··· Records shown ···
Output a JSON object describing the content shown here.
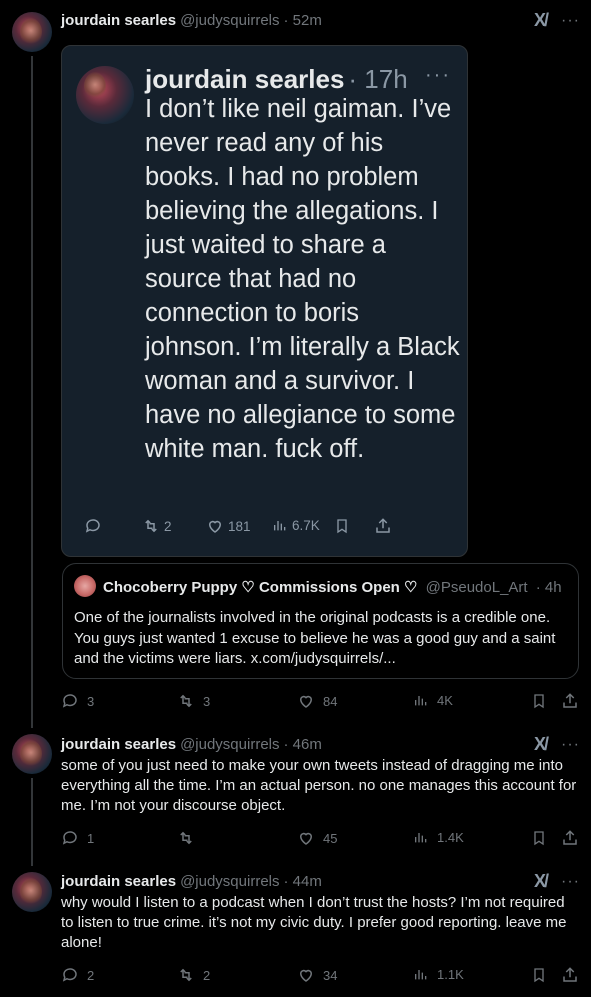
{
  "tweet1": {
    "name": "jourdain searles",
    "handle": "@judysquirrels",
    "time": "· 52m",
    "screenshot": {
      "name": "jourdain searles",
      "time": "· 17h",
      "text": "I don’t like neil gaiman. I’ve never read any of his books. I had no problem believing the allegations. I just waited to share a source that had no connection to boris johnson. I’m literally a Black woman and a survivor. I have no allegiance to some white man. fuck off.",
      "reposts": "2",
      "likes": "181",
      "views": "6.7K"
    },
    "quote": {
      "name": "Chocoberry Puppy ♡ Commissions Open ♡",
      "handle": "@PseudoL_Art",
      "time": "· 4h",
      "text": "One of the journalists involved in the original podcasts is a credible one. You guys just wanted 1 excuse to believe he was a good guy and a saint and the victims were liars. x.com/judysquirrels/..."
    },
    "replies": "3",
    "reposts": "3",
    "likes": "84",
    "views": "4K"
  },
  "tweet2": {
    "name": "jourdain searles",
    "handle": "@judysquirrels",
    "time": "· 46m",
    "text": "some of you just need to make your own tweets instead of dragging me into everything all the time. I’m an actual person. no one manages this account for me. I’m not your discourse object.",
    "replies": "1",
    "reposts": "",
    "likes": "45",
    "views": "1.4K"
  },
  "tweet3": {
    "name": "jourdain searles",
    "handle": "@judysquirrels",
    "time": "· 44m",
    "text": "why would I listen to a podcast when I don’t trust the hosts? I’m not required to listen to true crime. it’s not my civic duty. I prefer good reporting. leave me alone!",
    "replies": "2",
    "reposts": "2",
    "likes": "34",
    "views": "1.1K"
  },
  "icons": {
    "grok": "X/",
    "more": "···"
  }
}
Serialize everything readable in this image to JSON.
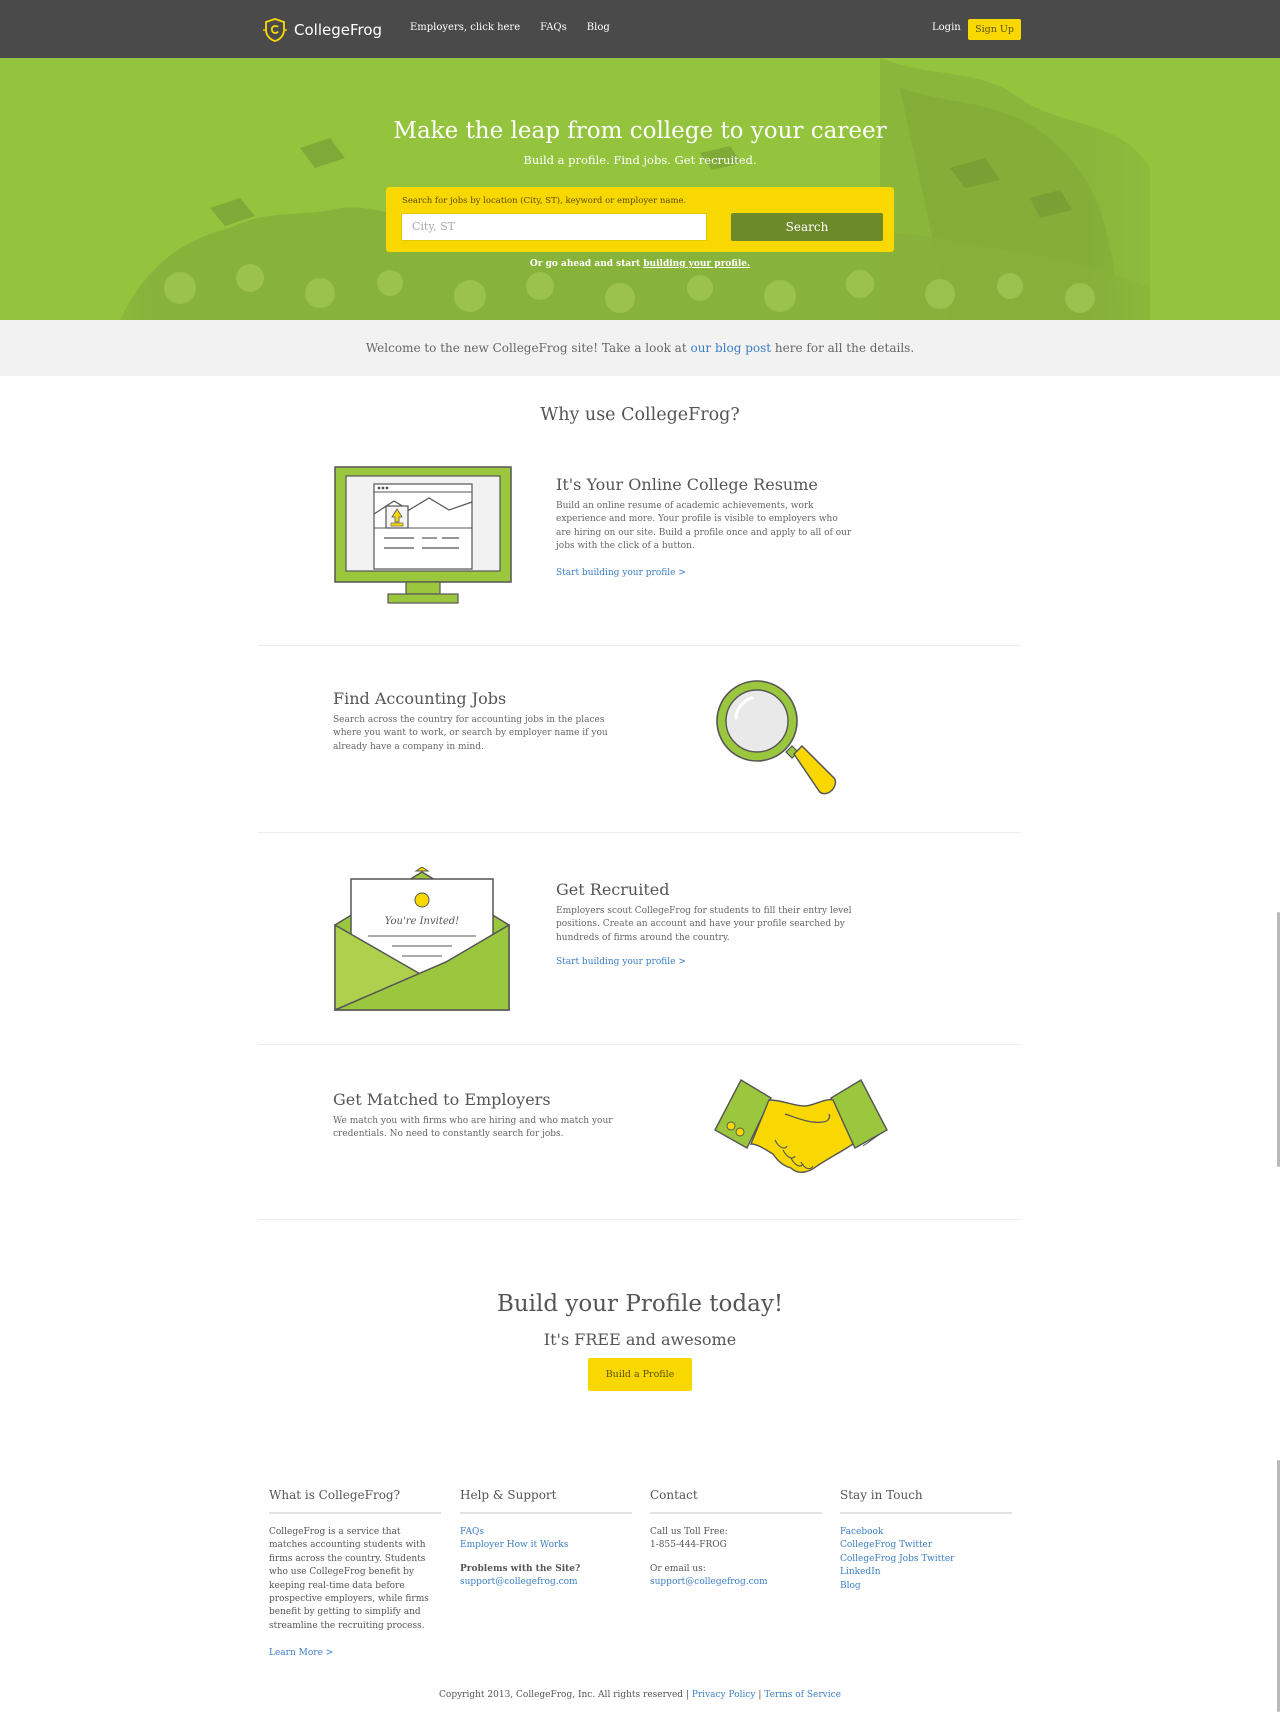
{
  "header": {
    "logo_text": "CollegeFrog",
    "nav": [
      "Employers, click here",
      "FAQs",
      "Blog"
    ],
    "login": "Login",
    "signup": "Sign Up"
  },
  "hero": {
    "title": "Make the leap from college to your career",
    "subtitle": "Build a profile. Find jobs. Get recruited.",
    "search_label": "Search for jobs by location (City, ST), keyword or employer name.",
    "search_placeholder": "City, ST",
    "search_button": "Search",
    "alt_prefix": "Or go ahead and start ",
    "alt_link": "building your profile."
  },
  "notice": {
    "prefix": "Welcome to the new CollegeFrog site! Take a look at ",
    "link": "our blog post",
    "suffix": " here for all the details."
  },
  "why_title": "Why use CollegeFrog?",
  "features": [
    {
      "title": "It's Your Online College Resume",
      "lines": [
        "Build an online resume of academic achievements, work",
        "experience and more. Your profile is visible to employers who",
        "are hiring on our site. Build a profile once and apply to all of our",
        "jobs with the click of a button."
      ],
      "link": "Start building your profile >",
      "icon": "monitor-resume-icon"
    },
    {
      "title": "Find Accounting Jobs",
      "lines": [
        "Search across the country for accounting jobs in the places",
        "where you want to work, or search by employer name if you",
        "already have a company in mind."
      ],
      "link": "",
      "icon": "magnifier-icon"
    },
    {
      "title": "Get Recruited",
      "lines": [
        "Employers scout CollegeFrog for students to fill their entry level",
        "positions. Create an account and have your profile searched by",
        "hundreds of firms around the country."
      ],
      "link": "Start building your profile >",
      "icon": "invitation-envelope-icon",
      "envelope_text": "You're Invited!"
    },
    {
      "title": "Get Matched to Employers",
      "lines": [
        "We match you with firms who are hiring and who match your",
        "credentials. No need to constantly search for jobs."
      ],
      "link": "",
      "icon": "handshake-icon"
    }
  ],
  "cta": {
    "title": "Build your Profile today!",
    "subtitle": "It's FREE and awesome",
    "button": "Build a Profile"
  },
  "footer": {
    "what": {
      "heading": "What is CollegeFrog?",
      "lines": [
        "CollegeFrog is a service that",
        "matches accounting students with",
        "firms across the country. Students",
        "who use CollegeFrog benefit by",
        "keeping real-time data before",
        "prospective employers, while firms",
        "benefit by getting to simplify and",
        "streamline the recruiting process."
      ],
      "link": "Learn More >"
    },
    "help": {
      "heading": "Help & Support",
      "links": [
        "FAQs",
        "Employer How it Works"
      ],
      "problems": "Problems with the Site?",
      "email": "support@collegefrog.com"
    },
    "contact": {
      "heading": "Contact",
      "call": "Call us Toll Free:",
      "phone": "1-855-444-FROG",
      "email_label": "Or email us:",
      "email": "support@collegefrog.com"
    },
    "social": {
      "heading": "Stay in Touch",
      "links": [
        "Facebook",
        "CollegeFrog Twitter",
        "CollegeFrog Jobs Twitter",
        "LinkedIn",
        "Blog"
      ]
    },
    "copyright": "Copyright 2013, CollegeFrog, Inc. All rights reserved | ",
    "privacy": "Privacy Policy",
    "sep": " | ",
    "terms": "Terms of Service"
  },
  "colors": {
    "header_bg": "#4a4a4a",
    "hero_green": "#94c43e",
    "accent_yellow": "#f8d800",
    "search_button": "#6d8a2b",
    "link_blue": "#3b7fc4"
  }
}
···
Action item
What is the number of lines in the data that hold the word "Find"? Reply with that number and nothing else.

Solution to this problem
2